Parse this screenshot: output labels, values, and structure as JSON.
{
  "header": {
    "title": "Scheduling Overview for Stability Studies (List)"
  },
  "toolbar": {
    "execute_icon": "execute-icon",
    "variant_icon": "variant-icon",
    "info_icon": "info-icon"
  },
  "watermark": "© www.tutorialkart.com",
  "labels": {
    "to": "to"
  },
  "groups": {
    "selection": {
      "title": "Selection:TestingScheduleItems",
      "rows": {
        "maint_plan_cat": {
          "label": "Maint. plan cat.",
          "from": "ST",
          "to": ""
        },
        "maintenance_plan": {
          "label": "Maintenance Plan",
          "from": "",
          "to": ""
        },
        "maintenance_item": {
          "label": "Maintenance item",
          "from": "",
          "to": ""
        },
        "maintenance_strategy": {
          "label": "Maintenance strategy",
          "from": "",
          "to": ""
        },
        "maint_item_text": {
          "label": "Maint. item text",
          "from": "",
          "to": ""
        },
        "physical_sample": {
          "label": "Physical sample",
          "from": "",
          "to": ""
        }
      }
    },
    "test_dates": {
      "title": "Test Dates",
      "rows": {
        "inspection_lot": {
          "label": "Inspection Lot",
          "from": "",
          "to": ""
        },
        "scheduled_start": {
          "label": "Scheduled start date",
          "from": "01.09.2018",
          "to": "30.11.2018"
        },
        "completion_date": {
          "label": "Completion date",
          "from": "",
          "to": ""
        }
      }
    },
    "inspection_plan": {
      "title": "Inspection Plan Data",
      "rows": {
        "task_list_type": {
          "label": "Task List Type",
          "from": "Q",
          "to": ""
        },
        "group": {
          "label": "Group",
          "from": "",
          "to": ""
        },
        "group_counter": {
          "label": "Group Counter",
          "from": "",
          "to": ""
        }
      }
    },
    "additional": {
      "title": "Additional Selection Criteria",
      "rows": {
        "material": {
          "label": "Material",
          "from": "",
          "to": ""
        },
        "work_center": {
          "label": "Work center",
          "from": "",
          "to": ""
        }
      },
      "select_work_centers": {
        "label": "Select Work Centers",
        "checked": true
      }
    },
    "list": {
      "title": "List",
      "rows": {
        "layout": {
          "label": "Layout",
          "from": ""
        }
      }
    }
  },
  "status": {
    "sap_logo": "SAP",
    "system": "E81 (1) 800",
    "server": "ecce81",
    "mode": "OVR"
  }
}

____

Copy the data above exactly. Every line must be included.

**ANSWER SPACE:**
Parse this screenshot: output labels, values, and structure as JSON.
{
  "header": {
    "title": "Scheduling Overview for Stability Studies (List)"
  },
  "toolbar": {
    "execute_icon": "execute-icon",
    "variant_icon": "variant-icon",
    "info_icon": "info-icon"
  },
  "watermark": "© www.tutorialkart.com",
  "labels": {
    "to": "to"
  },
  "groups": {
    "selection": {
      "title": "Selection:TestingScheduleItems",
      "rows": {
        "maint_plan_cat": {
          "label": "Maint. plan cat.",
          "from": "ST",
          "to": ""
        },
        "maintenance_plan": {
          "label": "Maintenance Plan",
          "from": "",
          "to": ""
        },
        "maintenance_item": {
          "label": "Maintenance item",
          "from": "",
          "to": ""
        },
        "maintenance_strategy": {
          "label": "Maintenance strategy",
          "from": "",
          "to": ""
        },
        "maint_item_text": {
          "label": "Maint. item text",
          "from": "",
          "to": ""
        },
        "physical_sample": {
          "label": "Physical sample",
          "from": "",
          "to": ""
        }
      }
    },
    "test_dates": {
      "title": "Test Dates",
      "rows": {
        "inspection_lot": {
          "label": "Inspection Lot",
          "from": "",
          "to": ""
        },
        "scheduled_start": {
          "label": "Scheduled start date",
          "from": "01.09.2018",
          "to": "30.11.2018"
        },
        "completion_date": {
          "label": "Completion date",
          "from": "",
          "to": ""
        }
      }
    },
    "inspection_plan": {
      "title": "Inspection Plan Data",
      "rows": {
        "task_list_type": {
          "label": "Task List Type",
          "from": "Q",
          "to": ""
        },
        "group": {
          "label": "Group",
          "from": "",
          "to": ""
        },
        "group_counter": {
          "label": "Group Counter",
          "from": "",
          "to": ""
        }
      }
    },
    "additional": {
      "title": "Additional Selection Criteria",
      "rows": {
        "material": {
          "label": "Material",
          "from": "",
          "to": ""
        },
        "work_center": {
          "label": "Work center",
          "from": "",
          "to": ""
        }
      },
      "select_work_centers": {
        "label": "Select Work Centers",
        "checked": true
      }
    },
    "list": {
      "title": "List",
      "rows": {
        "layout": {
          "label": "Layout",
          "from": ""
        }
      }
    }
  },
  "status": {
    "sap_logo": "SAP",
    "system": "E81 (1) 800",
    "server": "ecce81",
    "mode": "OVR"
  }
}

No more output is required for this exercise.